  • Medical Facilities 3/5
  • Schools 3/5
  • Childcare 3/5
2yrs+

"Rough edges but affordable rents"

Western Addition tends to get a bad rap for being a terrible neighborhood. Although there are some rough streets lined with housing projects, the rest of the area is pretty subdued. Due to its bad reputation, the Western Addition is a heavily policed area and the streets are, for the most part, peaceful and well lit. Compared to other San Francisco neighborhoods, parking is a dream here although I’ve heard reports of occasional break-ins.
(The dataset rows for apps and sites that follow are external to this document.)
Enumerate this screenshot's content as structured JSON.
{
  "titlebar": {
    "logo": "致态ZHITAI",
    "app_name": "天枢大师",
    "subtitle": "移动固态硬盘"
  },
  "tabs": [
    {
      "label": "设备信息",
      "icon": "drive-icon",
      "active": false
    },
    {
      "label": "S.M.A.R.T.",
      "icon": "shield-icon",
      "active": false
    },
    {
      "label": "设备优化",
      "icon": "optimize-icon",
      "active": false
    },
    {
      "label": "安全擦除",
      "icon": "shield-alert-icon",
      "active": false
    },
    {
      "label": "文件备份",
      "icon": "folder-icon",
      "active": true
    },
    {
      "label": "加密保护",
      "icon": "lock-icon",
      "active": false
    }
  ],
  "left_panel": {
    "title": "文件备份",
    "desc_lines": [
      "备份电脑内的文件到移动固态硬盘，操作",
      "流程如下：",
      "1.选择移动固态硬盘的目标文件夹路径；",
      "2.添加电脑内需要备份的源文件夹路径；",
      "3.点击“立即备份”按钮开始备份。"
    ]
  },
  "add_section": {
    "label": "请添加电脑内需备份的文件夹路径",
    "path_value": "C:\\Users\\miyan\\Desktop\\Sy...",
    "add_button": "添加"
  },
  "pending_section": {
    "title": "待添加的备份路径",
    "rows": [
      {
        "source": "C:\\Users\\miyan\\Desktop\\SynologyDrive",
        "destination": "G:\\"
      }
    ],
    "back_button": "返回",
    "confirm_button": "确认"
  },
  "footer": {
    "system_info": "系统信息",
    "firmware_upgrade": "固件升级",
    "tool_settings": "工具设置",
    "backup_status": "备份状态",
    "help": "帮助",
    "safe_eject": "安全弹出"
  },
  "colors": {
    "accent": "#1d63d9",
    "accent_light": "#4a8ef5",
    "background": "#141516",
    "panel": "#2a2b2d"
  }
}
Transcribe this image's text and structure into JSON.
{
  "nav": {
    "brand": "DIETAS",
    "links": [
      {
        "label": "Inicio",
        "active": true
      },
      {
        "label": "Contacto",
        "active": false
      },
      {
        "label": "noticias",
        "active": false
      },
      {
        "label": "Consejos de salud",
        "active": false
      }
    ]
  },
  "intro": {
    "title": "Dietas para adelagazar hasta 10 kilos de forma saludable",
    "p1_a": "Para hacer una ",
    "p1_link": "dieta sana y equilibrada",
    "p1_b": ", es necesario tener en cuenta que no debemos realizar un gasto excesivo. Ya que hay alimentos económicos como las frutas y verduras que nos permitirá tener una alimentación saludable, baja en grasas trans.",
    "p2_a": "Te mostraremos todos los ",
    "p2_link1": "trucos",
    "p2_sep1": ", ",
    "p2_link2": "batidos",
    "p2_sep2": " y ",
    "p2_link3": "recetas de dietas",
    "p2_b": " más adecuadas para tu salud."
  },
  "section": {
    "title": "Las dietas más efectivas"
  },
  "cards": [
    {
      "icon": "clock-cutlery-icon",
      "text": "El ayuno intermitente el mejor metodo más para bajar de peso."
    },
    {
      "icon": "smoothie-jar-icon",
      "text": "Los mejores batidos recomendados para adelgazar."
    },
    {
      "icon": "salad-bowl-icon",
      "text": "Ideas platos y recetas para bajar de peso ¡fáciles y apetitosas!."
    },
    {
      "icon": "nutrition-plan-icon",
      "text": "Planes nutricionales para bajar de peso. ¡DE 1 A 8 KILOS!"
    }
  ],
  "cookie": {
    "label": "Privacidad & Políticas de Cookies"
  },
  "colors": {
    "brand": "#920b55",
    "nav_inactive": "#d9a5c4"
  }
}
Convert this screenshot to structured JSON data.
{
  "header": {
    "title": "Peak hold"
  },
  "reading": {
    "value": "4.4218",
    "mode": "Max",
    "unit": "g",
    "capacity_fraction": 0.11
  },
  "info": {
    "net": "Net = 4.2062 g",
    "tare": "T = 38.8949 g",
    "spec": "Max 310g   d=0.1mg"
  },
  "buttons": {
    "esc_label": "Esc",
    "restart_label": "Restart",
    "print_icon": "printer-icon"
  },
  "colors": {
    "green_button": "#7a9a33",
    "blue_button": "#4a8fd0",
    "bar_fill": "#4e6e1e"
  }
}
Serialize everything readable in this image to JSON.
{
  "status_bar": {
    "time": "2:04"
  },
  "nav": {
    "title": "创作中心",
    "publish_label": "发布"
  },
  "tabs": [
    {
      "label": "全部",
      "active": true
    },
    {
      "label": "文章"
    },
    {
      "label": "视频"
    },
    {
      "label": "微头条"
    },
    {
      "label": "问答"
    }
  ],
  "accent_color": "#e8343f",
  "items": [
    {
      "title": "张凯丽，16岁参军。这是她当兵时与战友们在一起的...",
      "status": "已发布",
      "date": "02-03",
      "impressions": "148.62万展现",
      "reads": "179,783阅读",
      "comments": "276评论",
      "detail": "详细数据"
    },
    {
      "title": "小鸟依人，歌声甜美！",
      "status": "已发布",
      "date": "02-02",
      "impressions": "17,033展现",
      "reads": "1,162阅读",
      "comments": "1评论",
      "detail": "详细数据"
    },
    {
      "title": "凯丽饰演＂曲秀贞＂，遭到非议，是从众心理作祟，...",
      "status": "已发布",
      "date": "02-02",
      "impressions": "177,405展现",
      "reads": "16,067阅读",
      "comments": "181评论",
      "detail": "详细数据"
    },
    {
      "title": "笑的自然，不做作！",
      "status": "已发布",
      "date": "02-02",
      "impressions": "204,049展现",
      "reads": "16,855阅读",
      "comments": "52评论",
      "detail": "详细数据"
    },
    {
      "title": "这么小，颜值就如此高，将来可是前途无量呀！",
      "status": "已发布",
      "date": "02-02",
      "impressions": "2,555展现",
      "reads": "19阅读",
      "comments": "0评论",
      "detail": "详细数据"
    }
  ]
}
The Western Addition is mostly residential and has very few restaurants. However, the neighborhood is situated in a great location with easy access to Downtown, Civic Center, Hayes Valley, NoPa, LoHa, The Fillmore and Lower Pacific Heights. Western Addition apartments are pretty affordable, but many are old and run down Victorians in sore need of paint jobs. Public transportation is very good but the outbound routes become very overcrowded during the evening rush hour. Many of the streets in the area have built-in bike lanes that make cycling a safe and easy alternative.

There are a few bustling community centers in Western Addition, and several non-profits are working to improve the neighborhood. Many Western Addition residents are deeply invested in the community and fighting hard to make it a better place.
Recommended for
  • Professionals
  • Singles
  • Families with kids
3/5
2yrs+

"Quiet, pretty neighborhood"

I loved visiting West Addition street. The Victorian-style buildings were so beautiful and the scenery was great. I was headed somewhere else, but stopped and got out of my car just to take a few pictures. There wasn't much more to look at other then the houses but if you are passing by I suggest taking a look.
Recommended for
  • Families with kids

Travelling to Western Addition?

Find Hotels

Best Streets in Western Addition

1

Pierce St

4/5
"Main Street Traffic"
37.7807068368335 -122.435555159143
"Right to Japantown"
37.7791648104561 -122.427567902008
3

Steiner St

3/5
"Steiner Street has quiet charms"
37.7812384277429 -122.433976423652
4

Turk Blvd

2.5/5
"Great parks, bad parking."
37.7806976583132 -122.430559952701
5

Eddy St

1.5/5
"Nice Place, for the area."
37.7815838967457 -122.431104126671

Unranked Streets in Western Addition

"Not the best area"
37.784397225211 -122.428992972821

Cleary Ct

2.5/5
"Basically In Japantown"
37.7840713790162 -122.426608809846
"Basically a parking lot"
37.7837518796068 -122.428102896801
"A family street"
37.7797004553692 -122.430886225295

Hollis St

2/5
"Hollis street: Just buildings"
37.7831335000398 -122.430144499418

Best Neighborhoods to Live In

Best Cities to Live In

Tell everyone what you love about your neighborhood!

Leave a Review

Have a question?

How are schools? Is the area safe? What about public transit options?" Why not ask our community of locals!

Ask Now

Selling or Renting Your Home?

Maximize the selling price of your home by sharing what you love about your suburb to increase its appeal...

Leave a Review

Corporate Relocation Manager?

Enable your employees to share local knowledge in a private, trusted environment with those relocating... while building community.

Learn More